A three-member nominating committee consisting of Mayor Barb Clumpus, Deputy Mayor Harley Greenfield, and Councillor Shirley Keaveney met on the morning of Monday, January 16 to discuss the applications that had been received for vacant spots on the Meaford Public Library board.
The meeting marked a second attempt to fill vacant library board seats after all five public members of the board resigned in December in the wake of council's decision to bypass the board in an attempt to make an arrangement with Owen Sound's council to continue library services for Sydenham residents for the coming year, and to open membership at the Owen Sound North Grey Union Public Library to all Meaford residents after negotiations between the OSNGUPL board and the Meaford Library board had reached a stalemate.
Meaford's council had held an emergency meeting on December 15, just three days after the mass resignation of the library board members in order to appoint four new public library board members along with the mayor, who had previously not been part of the board. However, as was reported by The Independent on December 15, those appointments contravened the provincial Library Services Act, which requires that library board vacancies be posted publicly, and published in a local newspaper to seek applicants.

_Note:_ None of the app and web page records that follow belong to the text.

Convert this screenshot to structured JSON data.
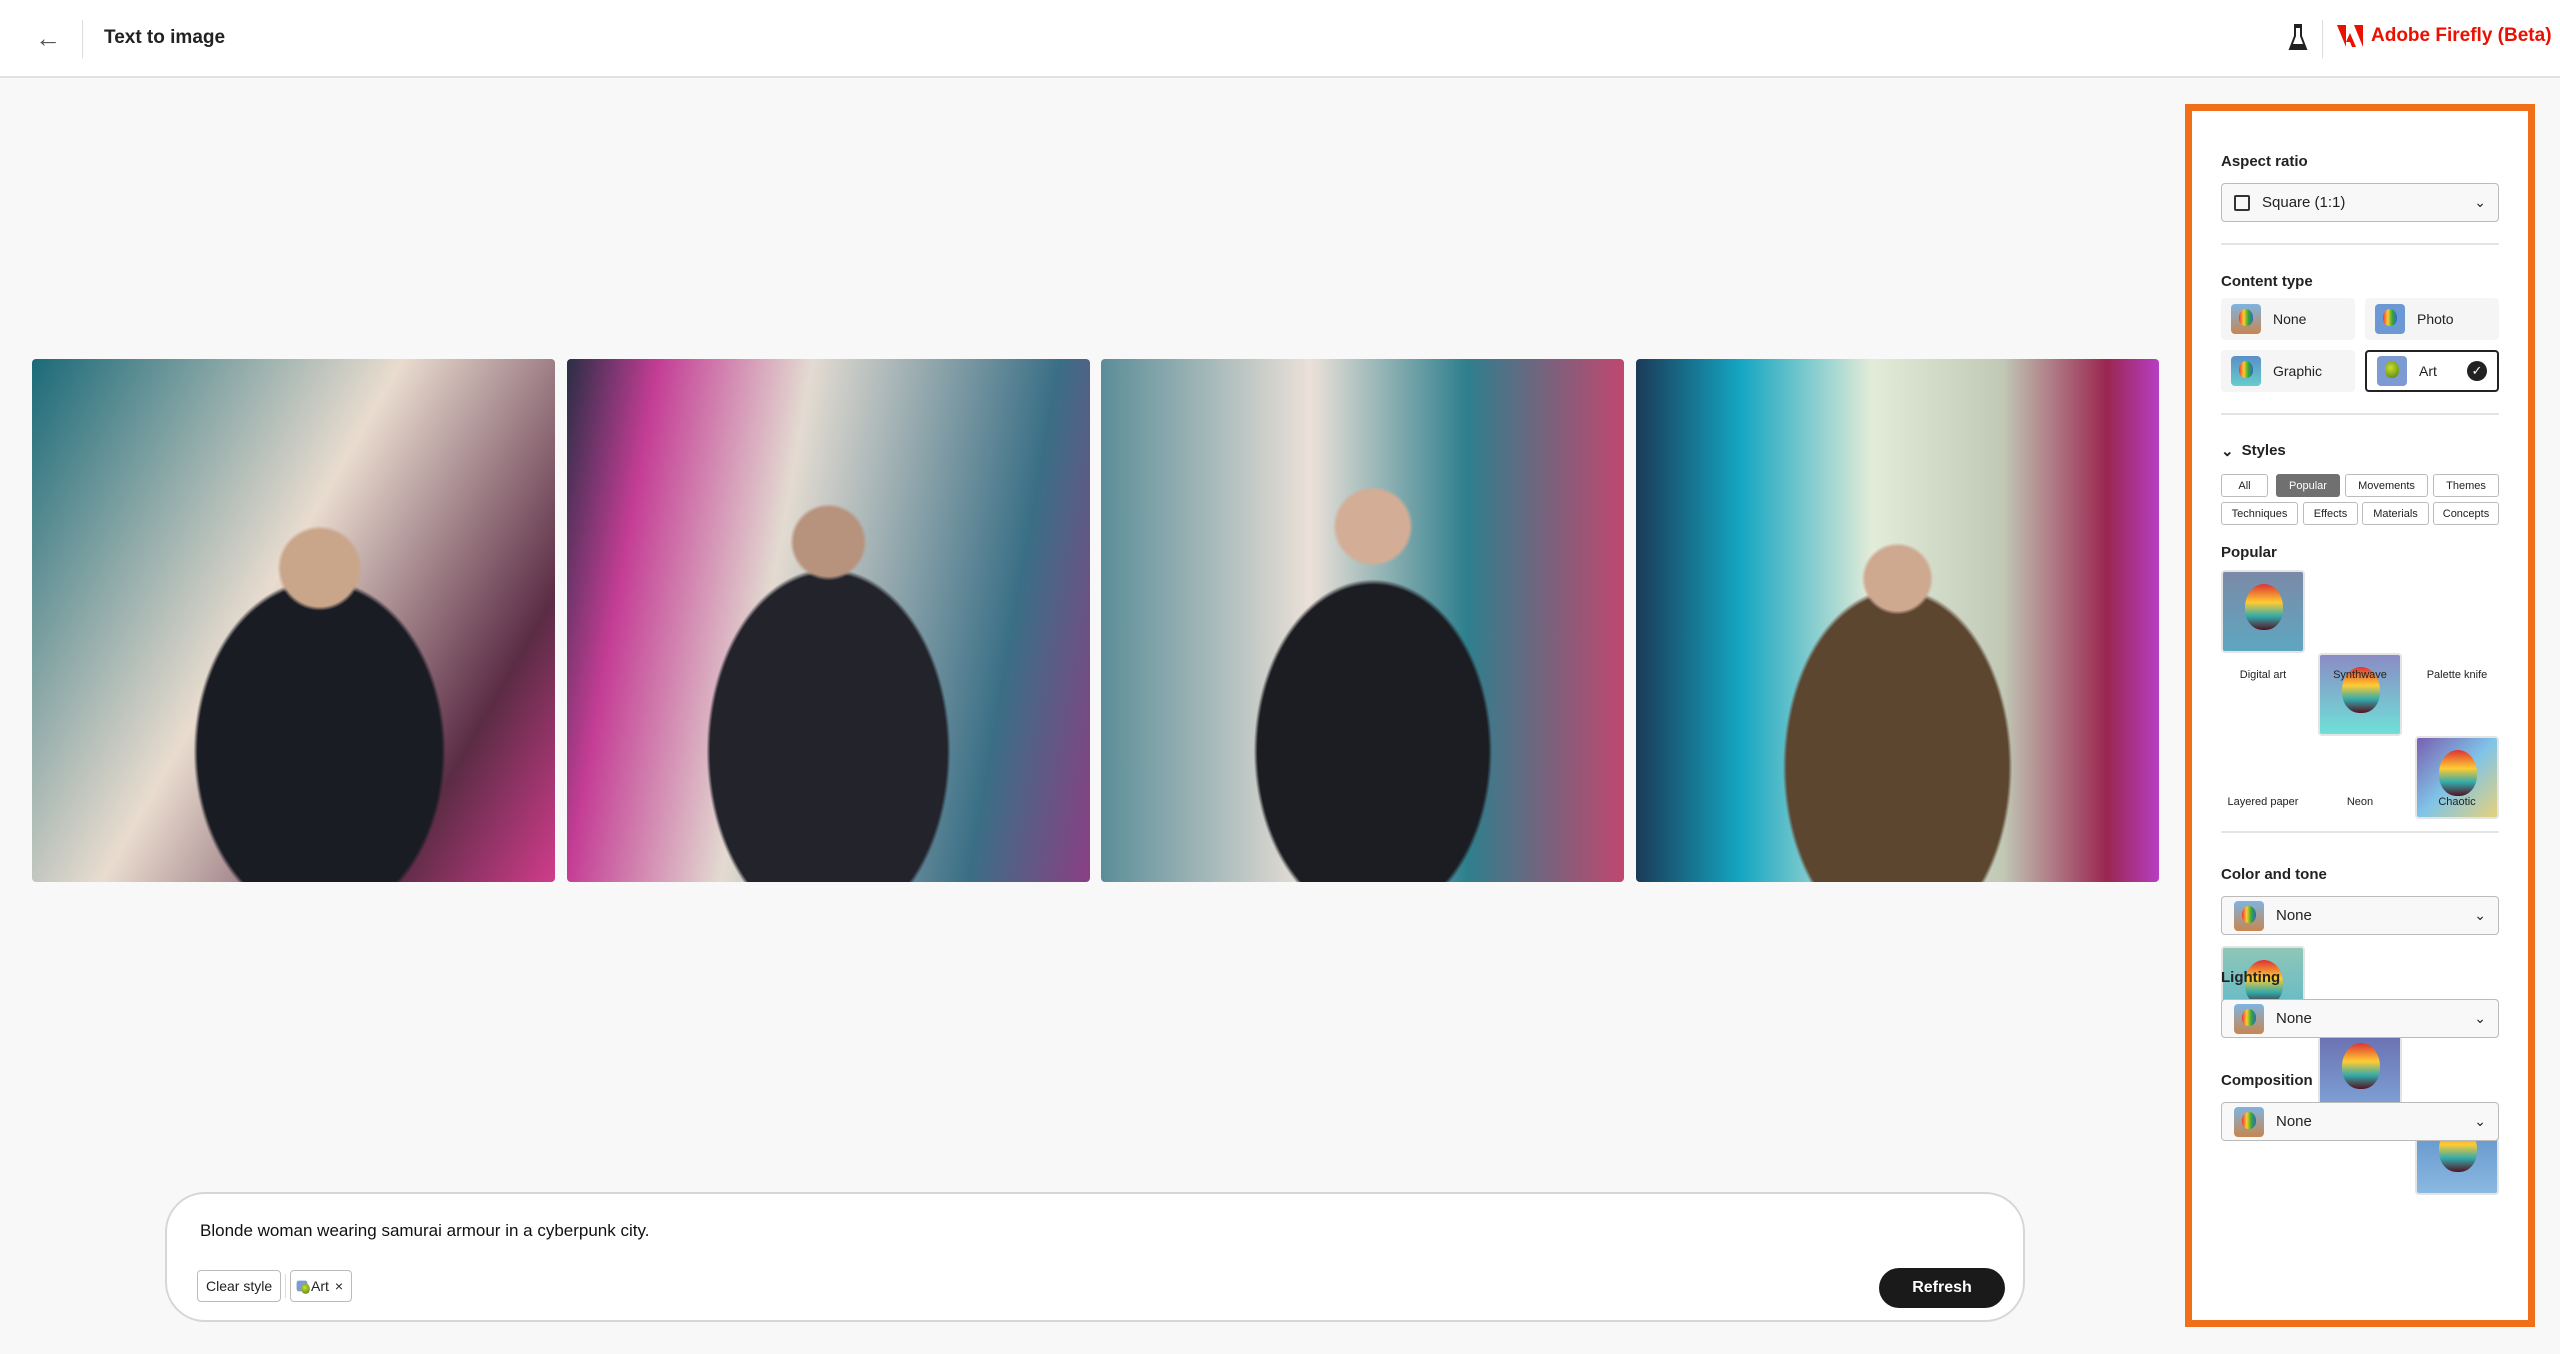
{
  "header": {
    "title": "Text to image",
    "brand": "Adobe Firefly (Beta)",
    "back_icon": "arrow-left-icon",
    "labs_icon": "flask-icon",
    "brand_color": "#eb1000"
  },
  "gallery": {
    "images": [
      "generated image 1",
      "generated image 2",
      "generated image 3",
      "generated image 4"
    ]
  },
  "prompt": {
    "text": "Blonde woman wearing samurai armour in a cyberpunk city.",
    "clear_style": "Clear style",
    "style_chip": "Art",
    "remove_icon": "×",
    "refresh": "Refresh"
  },
  "panel": {
    "highlight_color": "#f26f1a",
    "aspect_ratio": {
      "label": "Aspect ratio",
      "value": "Square (1:1)"
    },
    "content_type": {
      "label": "Content type",
      "options": [
        "None",
        "Photo",
        "Graphic",
        "Art"
      ],
      "selected": "Art"
    },
    "styles": {
      "label": "Styles",
      "filters": [
        "All",
        "Popular",
        "Movements",
        "Themes",
        "Techniques",
        "Effects",
        "Materials",
        "Concepts"
      ],
      "active_filter": "Popular"
    },
    "popular": {
      "label": "Popular",
      "items": [
        "Digital art",
        "Synthwave",
        "Palette knife",
        "Layered paper",
        "Neon",
        "Chaotic"
      ]
    },
    "color_tone": {
      "label": "Color and tone",
      "value": "None"
    },
    "lighting": {
      "label": "Lighting",
      "value": "None"
    },
    "composition": {
      "label": "Composition",
      "value": "None"
    }
  }
}
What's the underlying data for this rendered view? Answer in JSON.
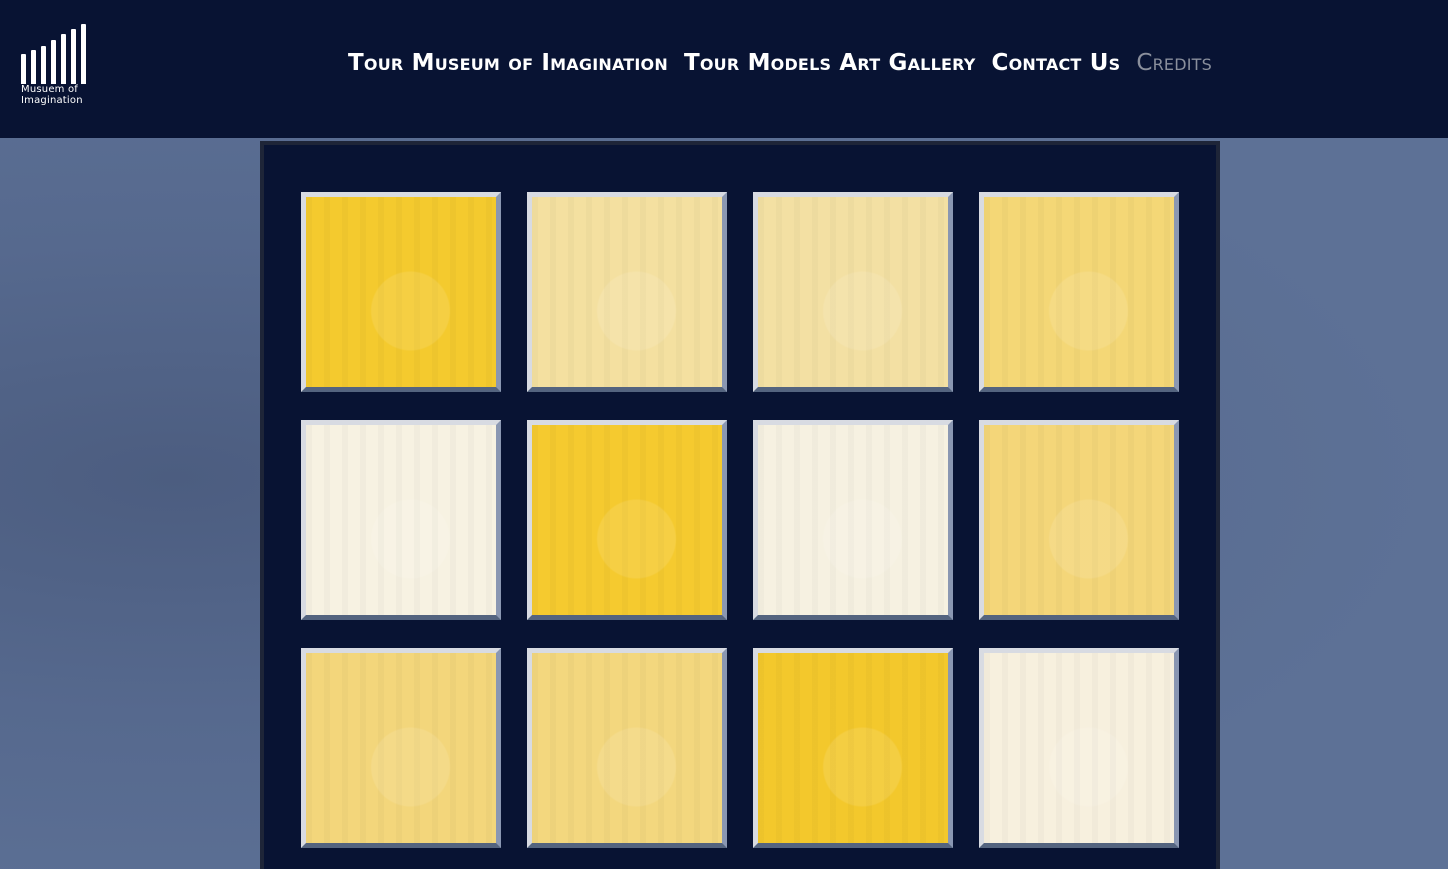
{
  "logo": {
    "text": "Musuem of\nImagination",
    "bars": [
      30,
      34,
      38,
      44,
      50,
      55,
      60
    ]
  },
  "nav": {
    "items": [
      {
        "label": "Tour Museum of Imagination",
        "active": true
      },
      {
        "label": "Tour Models Art Gallery",
        "active": true
      },
      {
        "label": "Contact Us",
        "active": true
      },
      {
        "label": "Credits",
        "active": false
      }
    ]
  },
  "colors": {
    "header_bg": "#081333",
    "board_bg": "#081333",
    "tile_bright": "#f3c931",
    "tile_medium": "#f2d77a",
    "tile_light": "#f3e2a0",
    "tile_cream": "#f7f1e0"
  },
  "board": {
    "rows": 3,
    "cols": 4,
    "tiles": [
      {
        "color": "#f4ca2e"
      },
      {
        "color": "#f4e0a0"
      },
      {
        "color": "#f3e0a3"
      },
      {
        "color": "#f4d776"
      },
      {
        "color": "#f7f2e2"
      },
      {
        "color": "#f5ca2f"
      },
      {
        "color": "#f6f1e1"
      },
      {
        "color": "#f4d679"
      },
      {
        "color": "#f3d67b"
      },
      {
        "color": "#f3d77e"
      },
      {
        "color": "#f3c82c"
      },
      {
        "color": "#f7f0de"
      }
    ]
  }
}
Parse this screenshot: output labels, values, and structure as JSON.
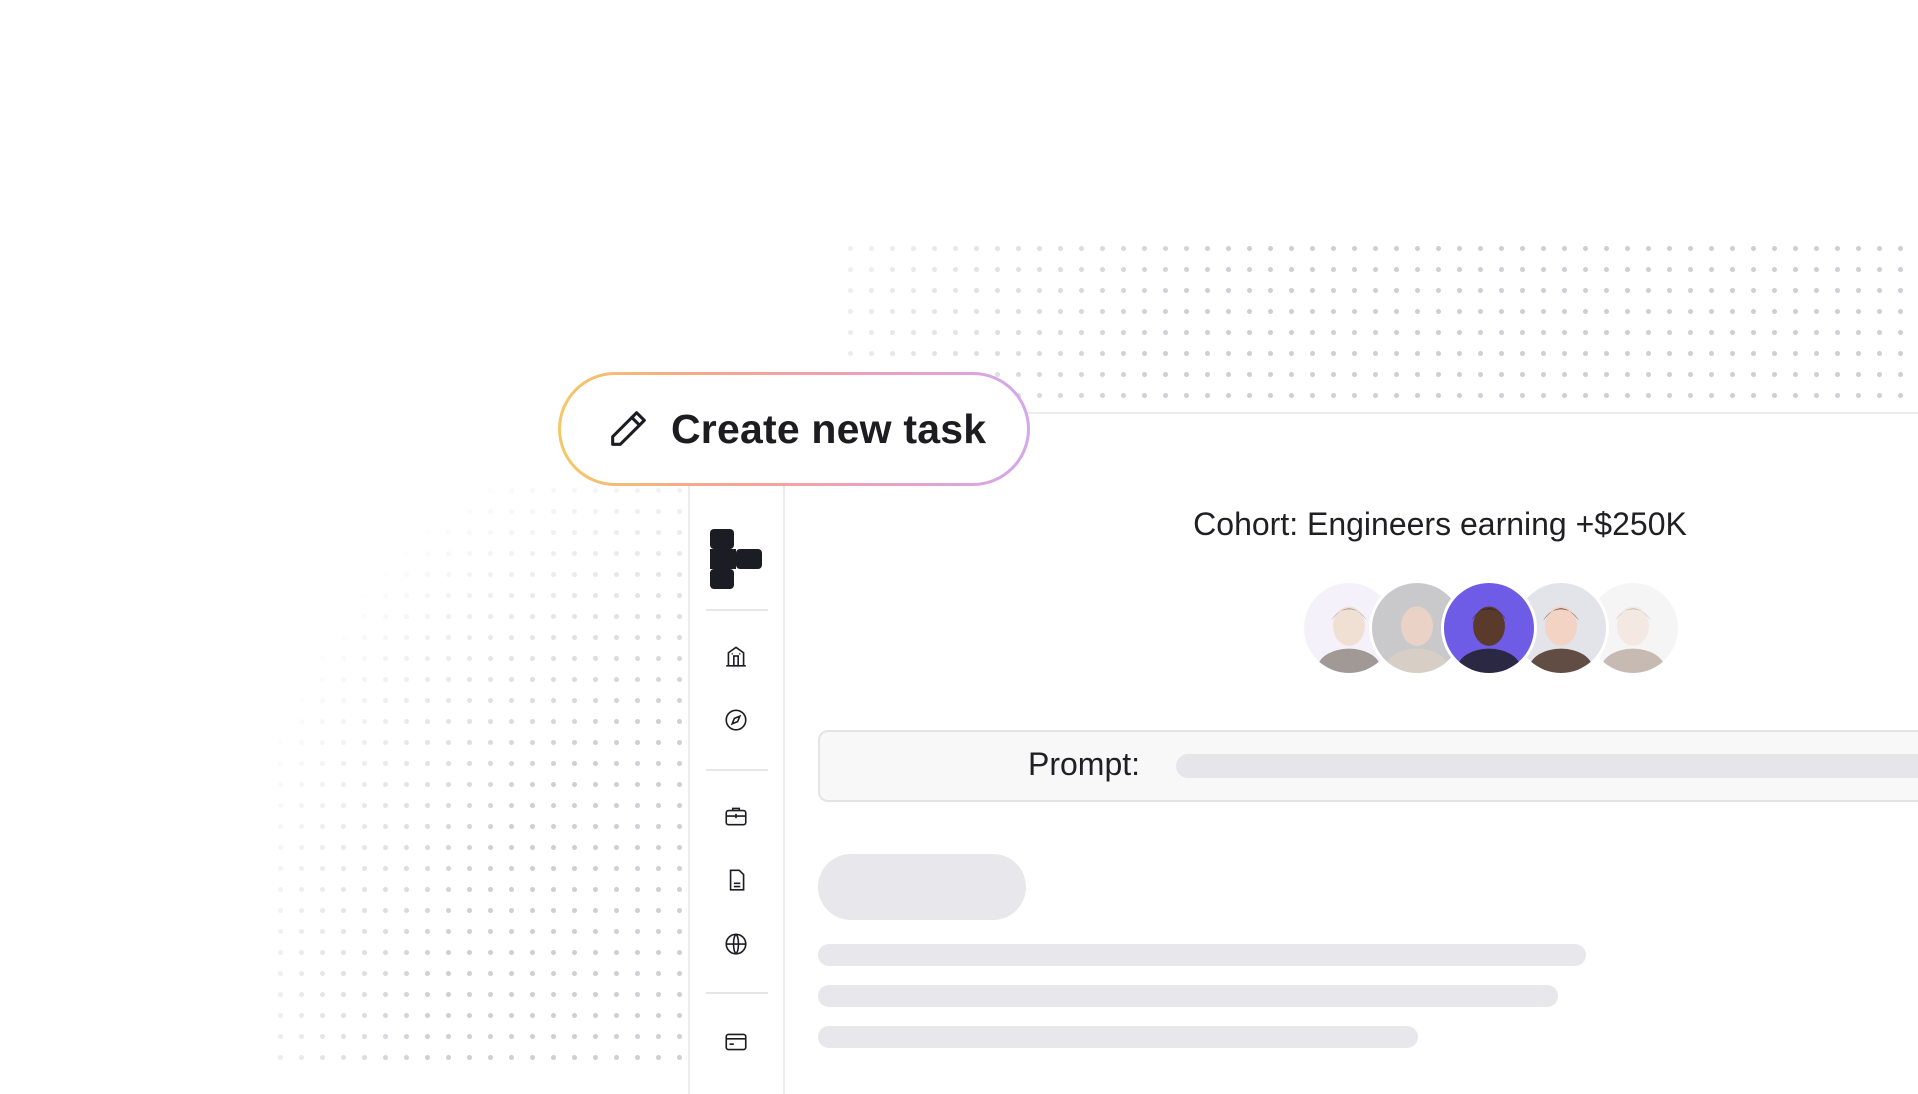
{
  "create_task": {
    "label": "Create new task",
    "icon": "pencil-icon"
  },
  "cohort": {
    "title": "Cohort: Engineers earning +$250K",
    "avatars": [
      {
        "name": "person-1",
        "bg": "#ece7f7",
        "skin": "#e5c7b0",
        "hair": "#3a2a20",
        "faded": true
      },
      {
        "name": "person-2",
        "bg": "#c9c9cb",
        "skin": "#ead3c6",
        "hair": "#d9cfc6",
        "faded": false
      },
      {
        "name": "person-3",
        "bg": "#6f5ce6",
        "skin": "#5a3a2a",
        "hair": "#1e1e24",
        "faded": false
      },
      {
        "name": "person-4",
        "bg": "#e3e3ea",
        "skin": "#f2d3c4",
        "hair": "#4a3226",
        "faded": false
      },
      {
        "name": "person-5",
        "bg": "#ededed",
        "skin": "#ead7cc",
        "hair": "#8a7060",
        "faded": true
      }
    ]
  },
  "prompt": {
    "label": "Prompt:"
  },
  "sidebar": {
    "logo": "app-logo",
    "icons": [
      "building-icon",
      "compass-icon",
      "briefcase-icon",
      "document-icon",
      "globe-icon",
      "card-icon"
    ]
  },
  "colors": {
    "accent_gradient": [
      "#f6c766",
      "#f0a0b3",
      "#d3a7ef"
    ],
    "skeleton": "#e8e8ec",
    "highlight_avatar": "#6f5ce6"
  }
}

When asked at the time why no public notice had been issued seeking applicants for the vacant library board seats as is required by Ontario's Public Libraries Act, which states that “The clerk of the appointing municipality or county or, in the case of a union board, the clerks of the affected municipalities shall give public notice of vacancies on the board by publishing a notice of them, inviting applications, in a newspaper of general circulation in the municipality,” Mayor Barb Clumpus told The Independent that in an emergency situation council can bypass that procedure, a claim that turned out to be untrue. Rather than following the process required by the Library Services Act, according to the mayor, council instead contacted members of the community who had previously expressed interest in serving on the board, resulting in the appointment of four new members, all from the rural areas of the municipality, and none from the urban area. Mayor Clumpus told The Independent that none of the urban Meaford residents that council had contacted were interested in serving on the board.
“It was an emergency situation, so there were a number of expressions of interest that had come forward, and that's allowed in the Library Act,” Mayor Clumpus claimed at the time when pressed by The Independent. The following day, however, council and municipal staff acknowledged their contravention of the Library Services Act, and vowed to re-do the board appointment process, this time following the requirements of the Library Services Act.
It is still unclear how council was able to arrive at the council chamber on December 15 with a list of four names ready to appoint to the library board without having had a meeting, teleconference, or email communication between members of council between December 12, when the first library board resignations were submitted and December 15, when council met to make the board appointments.
“Some people came forward after the meeting on Monday (December 12) I am assuming – one of the speakers said he knew of interested people. The mayor likely had a strategy in mind when she called the special meeting,” informed now former Clerk Rob Tremblay, when asked if council had held a meeting to develop their strategy.
As with all such meetings, due to the fact that identifiable individuals were to be discussed, the nominating committee meeting held on January 16, which lasted nearly two hours, was held in closed session, and there was no indication as to who was under consideration, or who was selected by the committee for recommendation to council.
Before the start of the closed session meeting, Mayor Clumpus told The Independent that 18 applications had been received for consideration by the nominating committee.
After the meeting, Deputy Mayor Greenfield, who has served as a council representative on the library board during this council term, told The Independent that he was pleased with the number and the quality of the applications received.
“I was very, very pleased. We had a great geographic cross-section as far as the municipality is concerned, a very good cross-section as far as demographics are concerned, and we had some very qualified people, very educated people, but also people who have sat on various boards and committees throughout the community and in other communities too,” explained Greenfield, who added that the number and quality of applicants provided the nomination committee with a challenge in order to narrow the field down to the five public board members desired. “It was very, very difficult.”
When asked about the size and composition of the library board going forward, Deputy Mayor Greenfield told The Independent that the board would remain at seven members with five public members and two council representatives.
“We're still looking at continuing with seven members, with two members of council, and five members of the public,” Greenfield told The Independent. When council had made their now nullified board appointments in December, Meaford Mayor Barb Clumpus had been added to the board, which would have meant three council representatives on a seven-member board, however Greenfield confirmed that the mayor will not be part of the newly constituted library board. Councillor Mike Poetker is the second council representative on the library board.
The list of proposed library board nominees will be presented to council at their January 23 meeting, allowing time for those selected to be notified before being publicly presented to council.